» **How to complete this task**: Isolate every line in the records below with "Código" in it.

Dataset rows describing interfaces:
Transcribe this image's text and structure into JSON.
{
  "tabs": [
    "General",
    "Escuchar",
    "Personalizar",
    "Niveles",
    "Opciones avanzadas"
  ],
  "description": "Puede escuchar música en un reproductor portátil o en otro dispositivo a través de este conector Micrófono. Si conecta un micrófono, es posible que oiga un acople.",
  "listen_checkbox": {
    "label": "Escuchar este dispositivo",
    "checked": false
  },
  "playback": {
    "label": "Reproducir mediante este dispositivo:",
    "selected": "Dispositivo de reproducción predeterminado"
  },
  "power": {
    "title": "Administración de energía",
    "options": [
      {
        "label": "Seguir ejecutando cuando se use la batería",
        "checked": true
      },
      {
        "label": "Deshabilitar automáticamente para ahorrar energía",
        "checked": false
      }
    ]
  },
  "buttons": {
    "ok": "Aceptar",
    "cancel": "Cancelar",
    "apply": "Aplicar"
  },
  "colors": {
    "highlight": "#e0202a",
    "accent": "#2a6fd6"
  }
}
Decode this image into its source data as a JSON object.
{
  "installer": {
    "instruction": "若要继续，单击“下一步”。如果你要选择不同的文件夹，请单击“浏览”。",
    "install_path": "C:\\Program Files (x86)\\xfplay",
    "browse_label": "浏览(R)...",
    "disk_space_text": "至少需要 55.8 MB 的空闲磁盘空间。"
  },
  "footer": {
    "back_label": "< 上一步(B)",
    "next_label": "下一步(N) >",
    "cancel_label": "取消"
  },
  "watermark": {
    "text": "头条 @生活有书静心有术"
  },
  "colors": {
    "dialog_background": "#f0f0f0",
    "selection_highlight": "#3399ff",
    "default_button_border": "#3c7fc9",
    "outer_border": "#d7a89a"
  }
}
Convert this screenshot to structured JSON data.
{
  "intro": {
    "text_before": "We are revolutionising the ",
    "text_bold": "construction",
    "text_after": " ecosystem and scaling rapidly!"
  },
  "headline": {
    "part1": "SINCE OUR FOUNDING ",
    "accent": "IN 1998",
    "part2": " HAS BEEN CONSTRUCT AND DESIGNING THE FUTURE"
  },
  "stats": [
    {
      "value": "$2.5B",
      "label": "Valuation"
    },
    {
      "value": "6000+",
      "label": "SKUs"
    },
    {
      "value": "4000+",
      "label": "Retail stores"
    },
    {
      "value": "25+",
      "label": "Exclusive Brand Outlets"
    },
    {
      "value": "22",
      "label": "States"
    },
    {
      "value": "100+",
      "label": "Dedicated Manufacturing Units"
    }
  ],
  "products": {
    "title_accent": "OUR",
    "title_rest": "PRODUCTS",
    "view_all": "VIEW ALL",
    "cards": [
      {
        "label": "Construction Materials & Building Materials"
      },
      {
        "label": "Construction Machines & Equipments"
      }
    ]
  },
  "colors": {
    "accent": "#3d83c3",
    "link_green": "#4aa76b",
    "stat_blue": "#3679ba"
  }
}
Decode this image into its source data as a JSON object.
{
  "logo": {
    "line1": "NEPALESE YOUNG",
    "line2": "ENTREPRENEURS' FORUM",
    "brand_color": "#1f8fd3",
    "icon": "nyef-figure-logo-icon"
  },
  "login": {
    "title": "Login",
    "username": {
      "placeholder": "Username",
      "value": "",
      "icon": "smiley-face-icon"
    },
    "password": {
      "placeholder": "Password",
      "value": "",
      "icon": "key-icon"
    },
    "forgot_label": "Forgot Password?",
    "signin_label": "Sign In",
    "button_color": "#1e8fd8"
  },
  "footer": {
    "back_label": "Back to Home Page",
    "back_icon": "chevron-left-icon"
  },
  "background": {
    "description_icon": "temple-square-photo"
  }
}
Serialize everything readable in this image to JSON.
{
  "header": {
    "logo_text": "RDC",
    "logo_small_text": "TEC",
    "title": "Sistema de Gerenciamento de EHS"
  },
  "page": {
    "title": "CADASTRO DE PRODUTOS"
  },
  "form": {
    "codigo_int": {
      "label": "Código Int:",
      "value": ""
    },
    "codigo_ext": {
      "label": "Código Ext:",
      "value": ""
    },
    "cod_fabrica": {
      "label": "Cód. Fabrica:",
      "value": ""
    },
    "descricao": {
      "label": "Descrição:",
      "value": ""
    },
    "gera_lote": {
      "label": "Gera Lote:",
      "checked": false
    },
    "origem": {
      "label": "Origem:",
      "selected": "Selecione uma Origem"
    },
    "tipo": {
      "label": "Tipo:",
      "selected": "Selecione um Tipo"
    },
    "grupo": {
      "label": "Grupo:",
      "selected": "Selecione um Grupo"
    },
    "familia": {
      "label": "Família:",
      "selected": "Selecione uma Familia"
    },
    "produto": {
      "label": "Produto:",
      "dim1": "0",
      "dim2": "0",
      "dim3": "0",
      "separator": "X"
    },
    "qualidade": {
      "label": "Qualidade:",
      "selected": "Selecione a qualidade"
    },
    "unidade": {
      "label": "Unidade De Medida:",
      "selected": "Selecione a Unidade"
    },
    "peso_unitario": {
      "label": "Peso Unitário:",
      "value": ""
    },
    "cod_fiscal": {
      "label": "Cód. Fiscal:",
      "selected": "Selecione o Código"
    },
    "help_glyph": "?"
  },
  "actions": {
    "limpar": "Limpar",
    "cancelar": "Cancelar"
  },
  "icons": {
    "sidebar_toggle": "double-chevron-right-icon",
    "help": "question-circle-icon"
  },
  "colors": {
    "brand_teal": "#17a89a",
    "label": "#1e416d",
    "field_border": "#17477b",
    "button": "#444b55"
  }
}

» **Expected output**:
      "label": "Código Int:",
      "label": "Código Ext:",
      "selected": "Selecione o Código"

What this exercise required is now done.